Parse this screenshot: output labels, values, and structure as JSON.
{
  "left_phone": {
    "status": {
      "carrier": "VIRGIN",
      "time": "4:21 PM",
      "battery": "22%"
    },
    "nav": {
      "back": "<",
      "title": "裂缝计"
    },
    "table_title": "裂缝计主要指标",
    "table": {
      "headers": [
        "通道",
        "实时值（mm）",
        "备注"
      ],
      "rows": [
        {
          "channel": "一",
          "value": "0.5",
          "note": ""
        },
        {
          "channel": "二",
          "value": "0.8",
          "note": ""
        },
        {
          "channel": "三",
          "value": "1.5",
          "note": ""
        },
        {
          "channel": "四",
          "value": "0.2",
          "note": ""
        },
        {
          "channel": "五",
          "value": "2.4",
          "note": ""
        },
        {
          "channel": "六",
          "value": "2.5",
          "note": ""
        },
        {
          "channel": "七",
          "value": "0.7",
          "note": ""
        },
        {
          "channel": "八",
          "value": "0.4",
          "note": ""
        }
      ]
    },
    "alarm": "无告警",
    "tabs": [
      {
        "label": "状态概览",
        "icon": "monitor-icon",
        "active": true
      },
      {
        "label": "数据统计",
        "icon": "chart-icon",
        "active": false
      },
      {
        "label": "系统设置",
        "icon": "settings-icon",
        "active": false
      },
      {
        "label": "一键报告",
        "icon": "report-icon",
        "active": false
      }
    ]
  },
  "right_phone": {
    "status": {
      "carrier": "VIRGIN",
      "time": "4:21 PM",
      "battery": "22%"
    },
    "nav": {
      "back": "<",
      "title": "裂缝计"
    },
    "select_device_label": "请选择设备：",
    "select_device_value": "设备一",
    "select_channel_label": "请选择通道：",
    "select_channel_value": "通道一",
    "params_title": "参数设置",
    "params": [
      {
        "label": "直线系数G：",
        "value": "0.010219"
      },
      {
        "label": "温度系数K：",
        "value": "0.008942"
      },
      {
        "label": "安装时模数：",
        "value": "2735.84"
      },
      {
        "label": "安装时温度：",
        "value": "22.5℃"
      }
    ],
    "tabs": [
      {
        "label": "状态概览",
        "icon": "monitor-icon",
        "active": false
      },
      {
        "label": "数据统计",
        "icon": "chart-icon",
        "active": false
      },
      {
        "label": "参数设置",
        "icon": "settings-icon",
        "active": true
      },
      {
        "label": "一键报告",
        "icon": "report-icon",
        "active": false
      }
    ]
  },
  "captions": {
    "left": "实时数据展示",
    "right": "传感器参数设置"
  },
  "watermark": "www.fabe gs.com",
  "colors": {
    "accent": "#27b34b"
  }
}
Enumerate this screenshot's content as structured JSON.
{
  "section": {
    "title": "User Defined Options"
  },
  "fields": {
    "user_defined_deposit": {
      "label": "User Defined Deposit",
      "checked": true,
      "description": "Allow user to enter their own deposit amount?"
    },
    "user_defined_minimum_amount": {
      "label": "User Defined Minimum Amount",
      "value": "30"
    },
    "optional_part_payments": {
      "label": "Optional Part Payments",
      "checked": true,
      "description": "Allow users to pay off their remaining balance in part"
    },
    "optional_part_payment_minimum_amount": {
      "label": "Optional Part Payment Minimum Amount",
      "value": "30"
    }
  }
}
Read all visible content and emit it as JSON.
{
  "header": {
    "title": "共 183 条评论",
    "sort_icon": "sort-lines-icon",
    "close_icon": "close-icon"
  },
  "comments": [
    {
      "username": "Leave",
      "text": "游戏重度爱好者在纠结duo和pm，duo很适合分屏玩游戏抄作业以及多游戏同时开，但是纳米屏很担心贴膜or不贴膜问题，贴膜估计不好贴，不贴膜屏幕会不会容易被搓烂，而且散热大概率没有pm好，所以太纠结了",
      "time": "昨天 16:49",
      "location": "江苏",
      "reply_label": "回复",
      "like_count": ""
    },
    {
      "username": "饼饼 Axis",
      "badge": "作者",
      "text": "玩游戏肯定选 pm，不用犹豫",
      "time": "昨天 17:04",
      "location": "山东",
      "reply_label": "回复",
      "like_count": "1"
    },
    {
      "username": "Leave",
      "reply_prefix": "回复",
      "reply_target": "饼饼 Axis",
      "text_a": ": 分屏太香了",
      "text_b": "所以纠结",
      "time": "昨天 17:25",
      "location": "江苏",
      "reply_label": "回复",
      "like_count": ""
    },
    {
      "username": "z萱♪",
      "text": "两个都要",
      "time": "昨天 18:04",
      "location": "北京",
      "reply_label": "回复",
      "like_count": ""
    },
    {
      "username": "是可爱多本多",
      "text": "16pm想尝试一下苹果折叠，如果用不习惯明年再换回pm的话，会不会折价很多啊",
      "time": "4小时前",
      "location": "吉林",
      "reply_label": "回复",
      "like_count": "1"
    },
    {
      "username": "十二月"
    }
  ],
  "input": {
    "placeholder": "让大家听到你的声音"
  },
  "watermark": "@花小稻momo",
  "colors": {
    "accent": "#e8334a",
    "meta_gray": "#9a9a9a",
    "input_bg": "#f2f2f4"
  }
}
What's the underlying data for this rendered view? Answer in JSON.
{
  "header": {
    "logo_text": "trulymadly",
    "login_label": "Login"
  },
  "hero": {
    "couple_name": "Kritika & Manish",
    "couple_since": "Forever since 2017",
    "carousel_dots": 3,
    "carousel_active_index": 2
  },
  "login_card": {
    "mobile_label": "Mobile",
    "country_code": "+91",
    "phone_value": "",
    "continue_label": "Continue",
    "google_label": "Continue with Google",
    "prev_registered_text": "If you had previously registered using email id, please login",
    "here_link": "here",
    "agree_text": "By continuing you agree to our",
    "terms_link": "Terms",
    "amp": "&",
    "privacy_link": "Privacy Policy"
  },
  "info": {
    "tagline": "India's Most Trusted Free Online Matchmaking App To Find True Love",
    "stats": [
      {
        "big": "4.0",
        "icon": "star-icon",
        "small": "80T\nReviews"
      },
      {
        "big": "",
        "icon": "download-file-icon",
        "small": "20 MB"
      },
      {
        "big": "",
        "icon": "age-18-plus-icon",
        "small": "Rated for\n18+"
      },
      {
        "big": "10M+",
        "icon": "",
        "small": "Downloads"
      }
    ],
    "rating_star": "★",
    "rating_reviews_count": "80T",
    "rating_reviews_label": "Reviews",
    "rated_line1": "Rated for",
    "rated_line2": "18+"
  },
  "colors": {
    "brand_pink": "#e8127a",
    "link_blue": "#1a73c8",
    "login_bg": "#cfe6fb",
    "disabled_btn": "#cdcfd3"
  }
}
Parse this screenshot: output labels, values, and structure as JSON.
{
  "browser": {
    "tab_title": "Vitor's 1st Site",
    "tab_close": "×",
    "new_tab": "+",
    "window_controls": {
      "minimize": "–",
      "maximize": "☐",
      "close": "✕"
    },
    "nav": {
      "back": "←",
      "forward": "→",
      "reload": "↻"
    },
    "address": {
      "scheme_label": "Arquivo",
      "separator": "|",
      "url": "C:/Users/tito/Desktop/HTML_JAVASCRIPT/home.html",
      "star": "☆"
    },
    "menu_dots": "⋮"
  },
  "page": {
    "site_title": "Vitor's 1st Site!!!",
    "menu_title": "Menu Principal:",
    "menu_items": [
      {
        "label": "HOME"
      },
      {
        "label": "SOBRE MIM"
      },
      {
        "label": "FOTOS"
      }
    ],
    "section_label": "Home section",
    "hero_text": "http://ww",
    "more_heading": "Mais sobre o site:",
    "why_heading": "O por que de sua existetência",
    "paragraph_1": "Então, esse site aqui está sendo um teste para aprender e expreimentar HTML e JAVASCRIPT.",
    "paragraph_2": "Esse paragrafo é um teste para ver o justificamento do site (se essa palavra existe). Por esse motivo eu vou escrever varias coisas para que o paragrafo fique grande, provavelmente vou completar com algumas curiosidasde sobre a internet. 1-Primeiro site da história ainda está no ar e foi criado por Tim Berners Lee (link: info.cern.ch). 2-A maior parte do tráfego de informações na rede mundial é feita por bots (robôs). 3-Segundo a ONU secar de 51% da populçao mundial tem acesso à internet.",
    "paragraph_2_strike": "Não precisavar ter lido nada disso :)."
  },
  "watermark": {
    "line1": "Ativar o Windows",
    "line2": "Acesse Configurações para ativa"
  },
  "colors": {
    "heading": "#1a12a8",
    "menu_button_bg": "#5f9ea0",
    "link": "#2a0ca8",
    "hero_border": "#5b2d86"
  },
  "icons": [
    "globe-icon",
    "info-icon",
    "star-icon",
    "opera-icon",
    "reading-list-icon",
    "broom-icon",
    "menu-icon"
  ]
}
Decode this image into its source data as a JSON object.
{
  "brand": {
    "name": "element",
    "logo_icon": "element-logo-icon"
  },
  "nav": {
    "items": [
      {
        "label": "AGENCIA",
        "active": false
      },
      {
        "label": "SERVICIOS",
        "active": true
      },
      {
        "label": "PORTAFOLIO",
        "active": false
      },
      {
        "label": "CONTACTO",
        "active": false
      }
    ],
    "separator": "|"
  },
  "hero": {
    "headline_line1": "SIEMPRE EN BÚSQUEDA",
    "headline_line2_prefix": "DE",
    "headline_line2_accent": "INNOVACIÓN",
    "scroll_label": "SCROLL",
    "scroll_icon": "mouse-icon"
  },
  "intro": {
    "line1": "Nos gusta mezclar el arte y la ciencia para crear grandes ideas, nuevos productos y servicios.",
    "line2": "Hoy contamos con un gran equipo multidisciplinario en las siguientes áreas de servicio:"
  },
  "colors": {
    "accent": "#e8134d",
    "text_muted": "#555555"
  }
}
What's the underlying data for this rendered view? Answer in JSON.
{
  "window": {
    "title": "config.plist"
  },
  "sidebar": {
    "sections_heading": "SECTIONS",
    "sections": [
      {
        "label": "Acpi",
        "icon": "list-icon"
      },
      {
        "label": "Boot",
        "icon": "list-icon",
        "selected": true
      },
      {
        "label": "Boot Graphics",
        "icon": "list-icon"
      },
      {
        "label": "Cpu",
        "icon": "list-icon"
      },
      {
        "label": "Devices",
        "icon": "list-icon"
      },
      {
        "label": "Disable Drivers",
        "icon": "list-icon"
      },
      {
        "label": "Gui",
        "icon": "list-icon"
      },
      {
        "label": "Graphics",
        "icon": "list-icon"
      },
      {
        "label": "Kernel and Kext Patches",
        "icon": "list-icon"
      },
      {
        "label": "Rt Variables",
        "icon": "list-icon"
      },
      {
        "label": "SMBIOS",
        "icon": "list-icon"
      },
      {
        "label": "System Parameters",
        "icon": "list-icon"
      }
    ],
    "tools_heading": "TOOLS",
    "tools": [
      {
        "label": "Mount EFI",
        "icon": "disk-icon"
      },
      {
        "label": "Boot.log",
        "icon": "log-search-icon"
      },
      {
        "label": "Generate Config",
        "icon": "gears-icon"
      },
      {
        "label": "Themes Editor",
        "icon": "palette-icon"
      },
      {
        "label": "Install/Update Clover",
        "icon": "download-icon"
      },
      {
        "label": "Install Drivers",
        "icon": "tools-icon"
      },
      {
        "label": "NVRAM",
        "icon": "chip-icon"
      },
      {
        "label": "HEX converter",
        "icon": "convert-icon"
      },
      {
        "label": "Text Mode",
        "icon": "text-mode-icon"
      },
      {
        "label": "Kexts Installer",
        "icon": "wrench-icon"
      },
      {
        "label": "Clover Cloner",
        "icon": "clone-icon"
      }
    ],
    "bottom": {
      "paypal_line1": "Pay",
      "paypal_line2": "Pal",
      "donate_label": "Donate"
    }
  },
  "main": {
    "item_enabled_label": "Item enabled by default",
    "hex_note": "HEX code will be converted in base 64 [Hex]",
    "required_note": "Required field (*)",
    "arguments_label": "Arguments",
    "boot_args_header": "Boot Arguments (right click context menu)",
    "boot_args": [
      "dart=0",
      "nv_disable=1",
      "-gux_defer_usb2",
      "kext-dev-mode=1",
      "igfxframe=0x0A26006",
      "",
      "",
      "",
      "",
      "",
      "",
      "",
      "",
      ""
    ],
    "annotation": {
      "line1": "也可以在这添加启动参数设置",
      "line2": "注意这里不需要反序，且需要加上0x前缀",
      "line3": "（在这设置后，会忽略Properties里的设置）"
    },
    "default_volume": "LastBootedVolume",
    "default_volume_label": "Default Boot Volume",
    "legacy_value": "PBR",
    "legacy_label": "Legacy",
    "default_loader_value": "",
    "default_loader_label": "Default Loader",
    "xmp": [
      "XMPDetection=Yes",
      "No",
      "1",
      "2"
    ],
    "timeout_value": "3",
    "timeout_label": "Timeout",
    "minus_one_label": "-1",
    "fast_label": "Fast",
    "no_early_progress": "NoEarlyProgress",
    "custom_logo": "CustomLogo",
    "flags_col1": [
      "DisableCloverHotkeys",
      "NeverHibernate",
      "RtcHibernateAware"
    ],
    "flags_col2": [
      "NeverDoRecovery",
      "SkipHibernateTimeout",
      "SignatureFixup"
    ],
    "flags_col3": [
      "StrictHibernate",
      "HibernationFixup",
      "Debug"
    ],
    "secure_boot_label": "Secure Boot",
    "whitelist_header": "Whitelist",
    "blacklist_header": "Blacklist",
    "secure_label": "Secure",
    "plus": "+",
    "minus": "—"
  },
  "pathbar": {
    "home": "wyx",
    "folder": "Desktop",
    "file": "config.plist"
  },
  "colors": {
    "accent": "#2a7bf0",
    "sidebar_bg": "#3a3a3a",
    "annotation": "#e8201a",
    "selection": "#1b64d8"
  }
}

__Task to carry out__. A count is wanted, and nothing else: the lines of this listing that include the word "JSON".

__Solved problem__. 7